- Your instructions -
Please check every line of the listing for "tukang" and copy each line where it is found.

---------------

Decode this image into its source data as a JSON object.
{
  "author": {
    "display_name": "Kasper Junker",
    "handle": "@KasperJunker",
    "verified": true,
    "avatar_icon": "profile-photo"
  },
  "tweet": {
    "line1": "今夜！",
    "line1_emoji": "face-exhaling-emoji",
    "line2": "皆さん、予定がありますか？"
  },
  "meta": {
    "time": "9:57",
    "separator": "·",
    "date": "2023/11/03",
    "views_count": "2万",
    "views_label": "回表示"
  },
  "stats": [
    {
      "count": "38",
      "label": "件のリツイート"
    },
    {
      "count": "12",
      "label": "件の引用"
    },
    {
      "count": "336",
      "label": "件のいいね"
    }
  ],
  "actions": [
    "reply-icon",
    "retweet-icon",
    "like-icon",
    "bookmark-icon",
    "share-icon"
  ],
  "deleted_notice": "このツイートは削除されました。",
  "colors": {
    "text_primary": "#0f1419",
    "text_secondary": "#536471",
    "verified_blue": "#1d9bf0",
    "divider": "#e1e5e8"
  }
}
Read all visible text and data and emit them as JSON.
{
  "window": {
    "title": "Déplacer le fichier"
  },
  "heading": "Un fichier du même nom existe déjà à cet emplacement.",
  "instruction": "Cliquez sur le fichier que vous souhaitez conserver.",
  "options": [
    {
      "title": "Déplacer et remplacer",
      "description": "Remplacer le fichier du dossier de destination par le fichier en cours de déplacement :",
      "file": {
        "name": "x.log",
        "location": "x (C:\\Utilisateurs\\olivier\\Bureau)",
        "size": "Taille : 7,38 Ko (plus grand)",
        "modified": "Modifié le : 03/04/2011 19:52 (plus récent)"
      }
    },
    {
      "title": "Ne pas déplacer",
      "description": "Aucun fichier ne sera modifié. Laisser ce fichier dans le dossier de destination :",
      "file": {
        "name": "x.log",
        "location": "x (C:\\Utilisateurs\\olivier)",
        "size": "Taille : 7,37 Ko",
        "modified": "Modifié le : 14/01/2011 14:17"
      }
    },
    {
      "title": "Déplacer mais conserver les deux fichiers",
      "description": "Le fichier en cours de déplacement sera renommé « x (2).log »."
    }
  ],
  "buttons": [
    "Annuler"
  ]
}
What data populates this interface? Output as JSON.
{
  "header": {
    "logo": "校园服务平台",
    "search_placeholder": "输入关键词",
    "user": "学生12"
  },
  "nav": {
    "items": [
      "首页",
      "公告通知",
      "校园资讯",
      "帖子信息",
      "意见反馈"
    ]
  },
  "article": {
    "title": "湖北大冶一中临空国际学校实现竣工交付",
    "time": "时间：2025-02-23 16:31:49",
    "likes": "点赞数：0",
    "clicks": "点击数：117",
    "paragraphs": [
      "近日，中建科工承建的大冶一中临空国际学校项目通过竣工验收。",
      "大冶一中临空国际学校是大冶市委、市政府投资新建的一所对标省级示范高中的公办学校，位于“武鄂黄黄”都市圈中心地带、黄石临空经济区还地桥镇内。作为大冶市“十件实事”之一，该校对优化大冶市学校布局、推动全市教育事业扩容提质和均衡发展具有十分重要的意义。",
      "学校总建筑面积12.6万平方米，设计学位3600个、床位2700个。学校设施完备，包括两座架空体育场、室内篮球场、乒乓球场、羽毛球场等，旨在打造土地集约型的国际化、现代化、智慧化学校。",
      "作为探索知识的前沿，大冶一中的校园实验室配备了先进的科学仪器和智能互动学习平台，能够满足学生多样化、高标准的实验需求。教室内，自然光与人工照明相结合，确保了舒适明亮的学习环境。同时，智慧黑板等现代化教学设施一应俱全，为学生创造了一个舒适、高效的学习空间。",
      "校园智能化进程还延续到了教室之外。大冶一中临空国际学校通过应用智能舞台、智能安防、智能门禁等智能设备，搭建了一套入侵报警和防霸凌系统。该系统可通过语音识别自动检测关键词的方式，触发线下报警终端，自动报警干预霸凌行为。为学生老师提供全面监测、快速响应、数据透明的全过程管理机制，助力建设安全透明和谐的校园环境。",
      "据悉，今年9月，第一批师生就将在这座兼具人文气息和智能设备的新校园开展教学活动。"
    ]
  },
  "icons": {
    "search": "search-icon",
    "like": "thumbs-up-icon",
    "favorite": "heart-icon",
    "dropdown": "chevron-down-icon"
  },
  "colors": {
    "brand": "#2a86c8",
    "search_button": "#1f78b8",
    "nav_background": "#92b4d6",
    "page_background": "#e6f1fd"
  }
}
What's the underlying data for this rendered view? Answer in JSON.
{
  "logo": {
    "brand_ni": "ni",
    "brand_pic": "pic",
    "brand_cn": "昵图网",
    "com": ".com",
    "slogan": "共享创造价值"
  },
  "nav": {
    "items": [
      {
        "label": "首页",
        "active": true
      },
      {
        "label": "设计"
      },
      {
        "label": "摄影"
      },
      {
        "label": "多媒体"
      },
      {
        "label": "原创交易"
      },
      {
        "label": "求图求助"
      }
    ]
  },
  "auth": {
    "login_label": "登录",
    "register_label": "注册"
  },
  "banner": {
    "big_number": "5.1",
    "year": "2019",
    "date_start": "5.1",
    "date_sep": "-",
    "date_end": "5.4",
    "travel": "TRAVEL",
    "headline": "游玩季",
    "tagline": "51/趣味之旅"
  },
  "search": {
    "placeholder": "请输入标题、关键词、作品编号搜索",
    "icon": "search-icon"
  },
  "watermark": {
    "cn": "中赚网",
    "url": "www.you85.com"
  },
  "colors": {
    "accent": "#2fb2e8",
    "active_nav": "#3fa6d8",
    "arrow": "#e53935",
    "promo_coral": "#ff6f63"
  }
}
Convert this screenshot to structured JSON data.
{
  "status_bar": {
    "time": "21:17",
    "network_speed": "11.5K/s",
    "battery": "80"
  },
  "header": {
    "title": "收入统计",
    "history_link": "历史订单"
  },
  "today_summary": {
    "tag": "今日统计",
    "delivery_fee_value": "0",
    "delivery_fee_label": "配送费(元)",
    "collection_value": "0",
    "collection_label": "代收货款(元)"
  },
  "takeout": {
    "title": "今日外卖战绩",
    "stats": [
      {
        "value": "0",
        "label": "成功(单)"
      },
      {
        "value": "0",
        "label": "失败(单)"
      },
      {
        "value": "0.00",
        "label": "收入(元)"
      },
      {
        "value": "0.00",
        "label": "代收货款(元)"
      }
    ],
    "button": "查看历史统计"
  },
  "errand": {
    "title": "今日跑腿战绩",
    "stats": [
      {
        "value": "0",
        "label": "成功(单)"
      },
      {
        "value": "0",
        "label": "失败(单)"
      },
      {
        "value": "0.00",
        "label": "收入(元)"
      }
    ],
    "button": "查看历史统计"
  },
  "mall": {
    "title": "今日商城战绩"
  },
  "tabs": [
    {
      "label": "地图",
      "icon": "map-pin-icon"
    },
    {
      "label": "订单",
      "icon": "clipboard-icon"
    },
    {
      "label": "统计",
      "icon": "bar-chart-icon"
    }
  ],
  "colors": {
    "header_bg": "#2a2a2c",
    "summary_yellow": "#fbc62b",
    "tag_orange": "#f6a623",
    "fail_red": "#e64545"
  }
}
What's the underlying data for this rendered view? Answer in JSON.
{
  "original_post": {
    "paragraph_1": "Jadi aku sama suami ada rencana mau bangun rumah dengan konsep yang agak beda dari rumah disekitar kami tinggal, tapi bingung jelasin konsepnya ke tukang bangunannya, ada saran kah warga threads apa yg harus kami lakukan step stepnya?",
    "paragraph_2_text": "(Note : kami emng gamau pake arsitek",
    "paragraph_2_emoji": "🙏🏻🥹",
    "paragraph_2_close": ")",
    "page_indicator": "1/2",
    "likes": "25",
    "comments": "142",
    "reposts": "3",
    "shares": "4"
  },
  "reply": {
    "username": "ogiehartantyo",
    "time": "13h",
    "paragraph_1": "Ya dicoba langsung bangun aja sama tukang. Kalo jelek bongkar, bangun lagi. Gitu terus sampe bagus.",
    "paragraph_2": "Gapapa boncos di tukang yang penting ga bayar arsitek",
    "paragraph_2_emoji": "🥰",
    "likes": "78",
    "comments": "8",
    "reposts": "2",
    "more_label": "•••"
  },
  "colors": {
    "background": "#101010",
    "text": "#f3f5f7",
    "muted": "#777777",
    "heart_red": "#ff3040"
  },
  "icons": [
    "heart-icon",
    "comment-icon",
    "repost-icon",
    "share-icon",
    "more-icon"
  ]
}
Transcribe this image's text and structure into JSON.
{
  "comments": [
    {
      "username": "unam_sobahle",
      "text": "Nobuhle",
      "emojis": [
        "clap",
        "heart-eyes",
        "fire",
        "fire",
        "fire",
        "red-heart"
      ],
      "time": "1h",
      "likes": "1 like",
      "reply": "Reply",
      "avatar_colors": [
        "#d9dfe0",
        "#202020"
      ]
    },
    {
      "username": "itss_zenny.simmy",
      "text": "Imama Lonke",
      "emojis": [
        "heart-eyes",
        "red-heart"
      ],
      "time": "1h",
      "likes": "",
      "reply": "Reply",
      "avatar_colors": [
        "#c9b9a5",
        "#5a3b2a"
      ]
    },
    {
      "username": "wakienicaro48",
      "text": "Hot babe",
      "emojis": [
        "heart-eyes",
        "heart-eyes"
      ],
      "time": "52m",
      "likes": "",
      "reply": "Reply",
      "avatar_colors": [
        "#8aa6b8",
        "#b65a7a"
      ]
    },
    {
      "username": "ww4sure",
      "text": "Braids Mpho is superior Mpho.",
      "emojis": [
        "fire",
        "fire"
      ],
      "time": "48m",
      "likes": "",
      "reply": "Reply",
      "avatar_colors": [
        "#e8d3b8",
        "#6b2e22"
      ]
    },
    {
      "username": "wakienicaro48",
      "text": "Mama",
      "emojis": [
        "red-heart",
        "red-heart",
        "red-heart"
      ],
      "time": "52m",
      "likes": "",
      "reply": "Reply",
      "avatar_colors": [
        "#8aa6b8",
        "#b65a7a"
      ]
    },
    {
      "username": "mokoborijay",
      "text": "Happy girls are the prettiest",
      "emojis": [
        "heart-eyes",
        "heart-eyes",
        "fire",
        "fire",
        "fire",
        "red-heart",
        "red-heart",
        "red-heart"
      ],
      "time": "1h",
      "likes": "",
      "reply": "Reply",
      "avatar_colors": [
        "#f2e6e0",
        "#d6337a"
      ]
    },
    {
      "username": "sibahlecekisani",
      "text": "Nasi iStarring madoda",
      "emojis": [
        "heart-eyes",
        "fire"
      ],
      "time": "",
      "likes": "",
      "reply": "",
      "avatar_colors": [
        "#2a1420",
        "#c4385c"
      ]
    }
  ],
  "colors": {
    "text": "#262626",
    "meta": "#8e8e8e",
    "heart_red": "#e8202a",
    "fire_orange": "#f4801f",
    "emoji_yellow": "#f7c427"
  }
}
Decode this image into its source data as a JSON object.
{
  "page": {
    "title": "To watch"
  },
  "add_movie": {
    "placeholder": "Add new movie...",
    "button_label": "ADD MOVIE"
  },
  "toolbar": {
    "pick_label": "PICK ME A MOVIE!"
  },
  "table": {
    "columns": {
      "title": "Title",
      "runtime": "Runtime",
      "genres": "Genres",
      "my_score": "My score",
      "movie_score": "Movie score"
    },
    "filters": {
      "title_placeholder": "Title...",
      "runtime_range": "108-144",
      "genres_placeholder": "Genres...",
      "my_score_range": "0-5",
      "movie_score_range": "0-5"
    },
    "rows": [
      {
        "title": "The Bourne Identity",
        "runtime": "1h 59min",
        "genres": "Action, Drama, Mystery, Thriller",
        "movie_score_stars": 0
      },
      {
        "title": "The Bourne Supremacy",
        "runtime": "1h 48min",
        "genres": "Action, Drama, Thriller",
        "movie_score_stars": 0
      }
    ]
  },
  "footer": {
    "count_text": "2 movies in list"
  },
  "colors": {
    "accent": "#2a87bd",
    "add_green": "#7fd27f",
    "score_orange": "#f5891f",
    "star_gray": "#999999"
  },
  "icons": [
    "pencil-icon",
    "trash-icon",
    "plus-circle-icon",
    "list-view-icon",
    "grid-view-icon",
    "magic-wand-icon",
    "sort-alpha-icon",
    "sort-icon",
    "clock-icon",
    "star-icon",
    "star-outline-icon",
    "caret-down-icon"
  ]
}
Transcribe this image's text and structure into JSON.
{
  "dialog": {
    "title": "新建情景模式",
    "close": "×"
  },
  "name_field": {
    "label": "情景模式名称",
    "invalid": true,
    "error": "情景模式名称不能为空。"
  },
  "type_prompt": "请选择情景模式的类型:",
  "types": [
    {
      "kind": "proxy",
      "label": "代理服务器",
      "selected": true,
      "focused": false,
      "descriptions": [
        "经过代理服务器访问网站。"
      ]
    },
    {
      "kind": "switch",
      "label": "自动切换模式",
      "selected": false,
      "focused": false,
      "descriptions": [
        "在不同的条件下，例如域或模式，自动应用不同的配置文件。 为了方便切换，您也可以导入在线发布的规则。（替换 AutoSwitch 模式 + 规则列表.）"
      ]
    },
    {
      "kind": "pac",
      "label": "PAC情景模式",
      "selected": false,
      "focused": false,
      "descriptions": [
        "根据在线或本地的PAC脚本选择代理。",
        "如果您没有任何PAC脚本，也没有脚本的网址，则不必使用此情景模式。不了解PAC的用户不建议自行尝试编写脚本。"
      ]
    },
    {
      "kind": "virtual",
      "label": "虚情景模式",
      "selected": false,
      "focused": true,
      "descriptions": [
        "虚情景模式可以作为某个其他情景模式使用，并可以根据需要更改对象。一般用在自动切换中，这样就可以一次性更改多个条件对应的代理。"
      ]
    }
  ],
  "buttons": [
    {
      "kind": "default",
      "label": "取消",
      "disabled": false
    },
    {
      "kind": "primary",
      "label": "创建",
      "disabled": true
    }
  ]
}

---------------

- The answer -
    "paragraph_1": "Jadi aku sama suami ada rencana mau bangun rumah dengan konsep yang agak beda dari rumah disekitar kami tinggal, tapi bingung jelasin konsepnya ke tukang bangunannya, ada saran kah warga threads apa yg harus kami lakukan step stepnya?",
    "paragraph_1": "Ya dicoba langsung bangun aja sama tukang. Kalo jelek bongkar, bangun lagi. Gitu terus sampe bagus.",
    "paragraph_2": "Gapapa boncos di tukang yang penting ga bayar arsitek",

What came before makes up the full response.